What you will do:
Please repeat every entry exactly as written, but skip the pictures.
◇ ◇ ◇ ◇ ◇
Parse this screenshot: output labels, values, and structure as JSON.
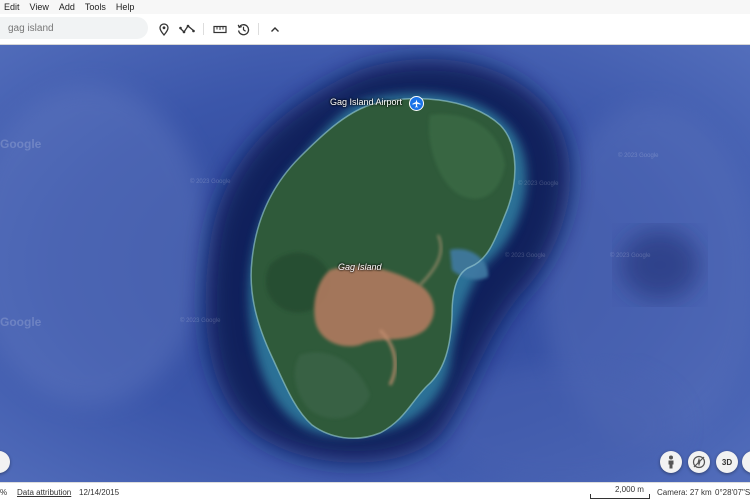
{
  "menu": {
    "items": [
      "Edit",
      "View",
      "Add",
      "Tools",
      "Help"
    ]
  },
  "search": {
    "value": "gag island"
  },
  "map": {
    "place_labels": {
      "airport": "Gag Island Airport",
      "island": "Gag Island"
    },
    "watermark_google": "Google",
    "watermark_copyright": "© 2023 Google"
  },
  "controls": {
    "three_d_label": "3D"
  },
  "status": {
    "percent": "%",
    "data_attribution": "Data attribution",
    "date": "12/14/2015",
    "scale": "2,000 m",
    "camera": "Camera: 27 km",
    "coordinates": "0°28'07\"S"
  },
  "icons": {
    "placemark": "placemark-icon",
    "path": "path-icon",
    "ruler": "ruler-icon",
    "history": "history-icon",
    "collapse": "chevron-up-icon",
    "airport": "airport-icon",
    "pegman": "pegman-icon",
    "compass": "compass-icon"
  },
  "colors": {
    "ocean": "#3a55a8",
    "deep_water": "#0f1e55",
    "land": "#2f5a3a",
    "mining": "#b07a5f",
    "accent": "#1a73e8"
  }
}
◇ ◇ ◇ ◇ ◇
Solution to this exercise:
Parse this screenshot: output labels, values, and structure as JSON.
{
  "menu": {
    "items": [
      "Edit",
      "View",
      "Add",
      "Tools",
      "Help"
    ]
  },
  "search": {
    "value": "gag island"
  },
  "map": {
    "place_labels": {
      "airport": "Gag Island Airport",
      "island": "Gag Island"
    },
    "watermark_google": "Google",
    "watermark_copyright": "© 2023 Google"
  },
  "controls": {
    "three_d_label": "3D"
  },
  "status": {
    "percent": "%",
    "data_attribution": "Data attribution",
    "date": "12/14/2015",
    "scale": "2,000 m",
    "camera": "Camera: 27 km",
    "coordinates": "0°28'07\"S"
  },
  "icons": {
    "placemark": "placemark-icon",
    "path": "path-icon",
    "ruler": "ruler-icon",
    "history": "history-icon",
    "collapse": "chevron-up-icon",
    "airport": "airport-icon",
    "pegman": "pegman-icon",
    "compass": "compass-icon"
  },
  "colors": {
    "ocean": "#3a55a8",
    "deep_water": "#0f1e55",
    "land": "#2f5a3a",
    "mining": "#b07a5f",
    "accent": "#1a73e8"
  }
}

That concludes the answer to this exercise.